  21. Schneider AS, Schettler A, Markowski A, Luettig B, Kaufmann B, et al. (2014) Complication and mortality rate after percutaneous endoscopic gastrostomy are low and indication-dependent. Scand J Gastroenterol  49: 891-898. Link: https://bit.ly/35aS0UC
  22. Salas S, Baumstarck-Barrau K, Alfonsi M, et al. (2009) Impact of the prophylactic gastrostomy for unresectable squamous cell head and neck carcinomas treated with radio-chemotherapy on quality of life: Prospective randomized trial.  Radiother Oncol  93: 503-509. Link: https://bit.ly/37kfRnp
  23. Nguyen NP, North D, Smith HJ, Dutta S, Alfieri A, et al. (2006) Safety and effectiveness of prophylactic gastrostomy tubes for head and neck cancer patients undergoing chemoradiation. Surg Oncol   15: 199-203. Link: https://bit.ly/35ag9uh
  24. Guney Y, Ozel Turkcu U, Hicsonmez A, Nalca Andrieu M, Kurtman C (2007) Ghrelin may reduce radiation-induced mucositis and anorexia in head-neck cancer. Med Hypotheses  68: 538-540. Link: https://bit.ly/31kgA4d
  25. Vatca M, Lucas JT, Laudadio J, D'Agostino RB, Waltonen JD, et al. (2014) Retrospective analysis of the impact of HPV status and smoking on mucositis in patients with oropharyngeal squamous cell carcinoma treated with concurrent chemotherapy and radiotherapy. Oral Oncol 50: 869-876. Link: https://bit.ly/3m0l9sd
  26. Strom T, Trotti AM, Kish J, Rao NG, McCaffrey J, et al.  (2013) Risk factors for percutaneous endoscopic gastrostomy tube placement during chemoradiotherapy for oropharyngeal cancer.  JAMA Otolaryngol Head Neck Surg  139: 1242-1246. Link: https://bit.ly/34chLV8
  27. McBride SM, Parambi RJ, Jang JW, Goldsmith T, Busse PM, et al. (2014) Intensity-modulated versus conventional radiation therapy for oropharyngeal carcinoma: long-term dysphagia and tumor control outcomes. Head & Neck 36: 492-498. Link: https://bit.ly/31l5yLQ
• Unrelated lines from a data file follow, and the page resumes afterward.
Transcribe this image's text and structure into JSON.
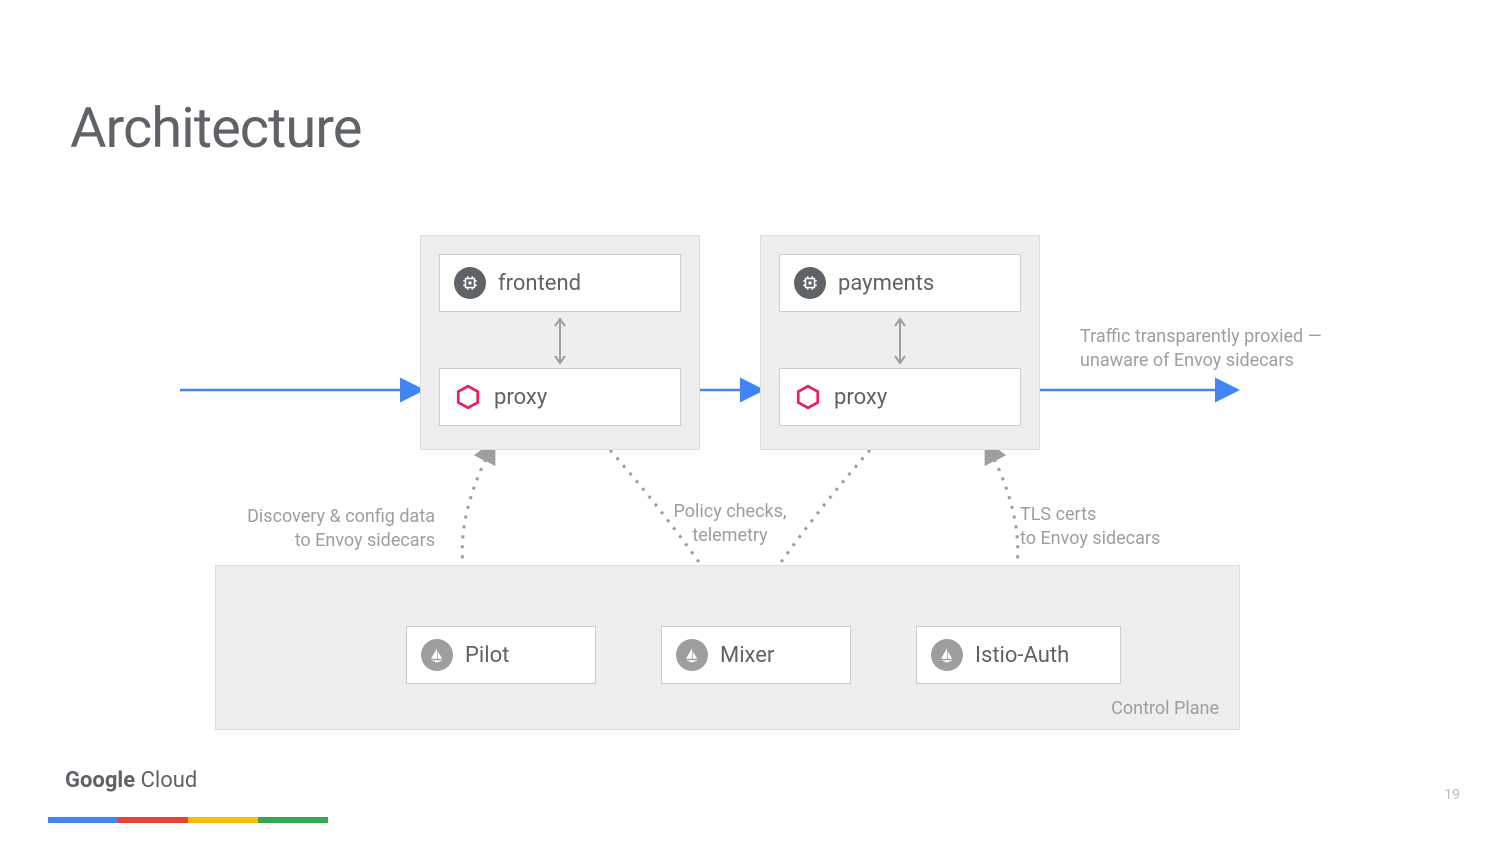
{
  "title": "Architecture",
  "pods": {
    "frontend": {
      "service": "frontend",
      "proxy": "proxy"
    },
    "payments": {
      "service": "payments",
      "proxy": "proxy"
    }
  },
  "controlPlane": {
    "label": "Control Plane",
    "components": {
      "pilot": "Pilot",
      "mixer": "Mixer",
      "auth": "Istio-Auth"
    }
  },
  "annotations": {
    "traffic": "Traffic transparently proxied — unaware of Envoy sidecars",
    "discovery": "Discovery & config data to Envoy sidecars",
    "policy": "Policy checks, telemetry",
    "tls": "TLS certs\nto Envoy sidecars"
  },
  "footer": {
    "google": "Google",
    "cloud": " Cloud",
    "pageNumber": "19"
  },
  "colors": {
    "blue": "#4285f4",
    "gray": "#9e9e9e",
    "magenta": "#e91e63"
  }
}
© 2020 Lucas JT, et al. This is an open-access article distributed under the terms of the Creative Commons Attribution License, which permits unrestricted use, distribution, and reproduction in any medium, provided the original author and source are credited.